Don GarrettProfessor of Philosophy
Professor Garrett came to NYU in 2003 from the University of North Carolina at Chapel Hill, where he was Kenan Distinguished Professor for Teaching Excellence. He has also taught at Harvard University, Johns Hopkins University and the University of Utah.
Professor Garrett works primarily in early modern philosophy, with special interests in metaphysics, epistemology, philosophy of mind, and ethics. He is the author of Cognition and Commitment in Hume’s Philosophy (1997) and Hume (forthcoming), and the editor of The Cambridge Companion to Spinoza (1996).
Professor Garrett is an admired and highly effective teacher praised for his sparkling clarity in lecture and willingness to help students. His popular lecture course in the College Core invigorates students’ study of challenging texts that explore moral judgment and the sources humans look to for guidance in making choices about the best way to live. Students applaud the links he draws between Hebrew scripture, Greek drama, British novel, and Enlightenment philosophical texts. Appropriately for a philosopher, Professor Garrett is noted for his ability to model the construction of strong arguments, which improves students’ writing and argumentative skills.
He has served as co-editor of Hume Studies and as North American editor of Archiv fur Geschichte der Philosophie. He was elected to the American Academy of Arts and Sciences in 2009 and was Carnegie Centenary Professor at the University of Edinburgh in 2011.

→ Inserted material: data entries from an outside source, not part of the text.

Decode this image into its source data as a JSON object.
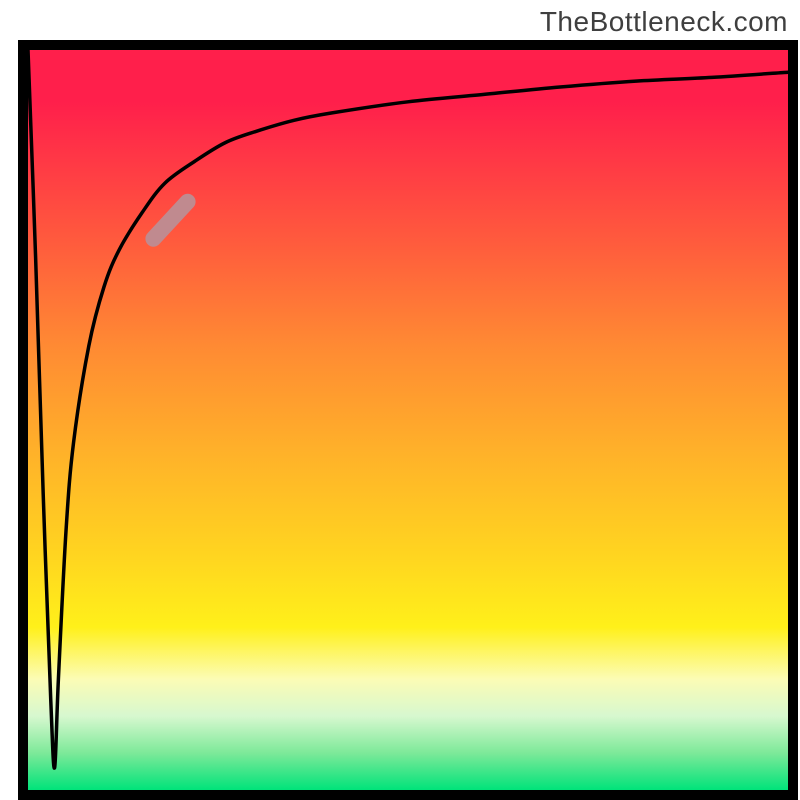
{
  "attribution": "TheBottleneck.com",
  "chart_data": {
    "type": "line",
    "title": "",
    "xlabel": "",
    "ylabel": "",
    "xlim": [
      0,
      100
    ],
    "ylim": [
      0,
      100
    ],
    "description": "Bottleneck-percentage style curve over a vertical rainbow gradient. The x-axis is a hardware-pairing scale (0–100); the y-axis is mismatch percentage (0 green → 100 red). A thin black line starts at 100% at x=0, spikes down to ~3% at x≈3.5, then climbs back toward ~97% by x=100. A short thick pale-rose highlight marks a segment of the rising curve around x≈17–21 (y≈75–80).",
    "series": [
      {
        "name": "bottleneck-curve",
        "x": [
          0,
          1,
          2,
          3,
          3.5,
          4,
          5,
          6,
          8,
          10,
          12,
          15,
          18,
          22,
          26,
          30,
          35,
          40,
          50,
          60,
          70,
          80,
          90,
          100
        ],
        "y": [
          100,
          72,
          40,
          12,
          3,
          15,
          35,
          47,
          60,
          68,
          73,
          78,
          82,
          85,
          87.5,
          89,
          90.5,
          91.5,
          93,
          94,
          95,
          95.8,
          96.3,
          97
        ]
      }
    ],
    "highlight_segment": {
      "name": "highlight",
      "color": "#c08a8f",
      "x": [
        16.5,
        21
      ],
      "y": [
        74.5,
        79.5
      ]
    },
    "gradient_stops": [
      {
        "pct": 0,
        "color": "#ff1f4b"
      },
      {
        "pct": 7,
        "color": "#ff1f4b"
      },
      {
        "pct": 14,
        "color": "#ff3546"
      },
      {
        "pct": 26,
        "color": "#ff5b3d"
      },
      {
        "pct": 40,
        "color": "#ff8a33"
      },
      {
        "pct": 55,
        "color": "#ffb329"
      },
      {
        "pct": 68,
        "color": "#ffd420"
      },
      {
        "pct": 78,
        "color": "#fff01a"
      },
      {
        "pct": 85,
        "color": "#fcfcb5"
      },
      {
        "pct": 90,
        "color": "#d7f8cf"
      },
      {
        "pct": 95,
        "color": "#7de999"
      },
      {
        "pct": 100,
        "color": "#00e37a"
      }
    ]
  }
}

Professor Garrett has won numerous fellowships and awards including: Carnegie Centenary Professor University of Edinburgh (May-August 2011); Institute for Advanced Studies in the Humanities Fellowship, University of Edinburgh (2011); Fellow of the American Academy of Arts and Sciences (inducted 2009); Tanner Humanities Center Fellowship (1995-96); Faculty Fellow Award, University of Utah (1991); Institute for Advanced Studies in the Humanities Fellowship, University of Edinburgh (1984); Mrs. Giles R. Whiting Fellowship (1978–1979).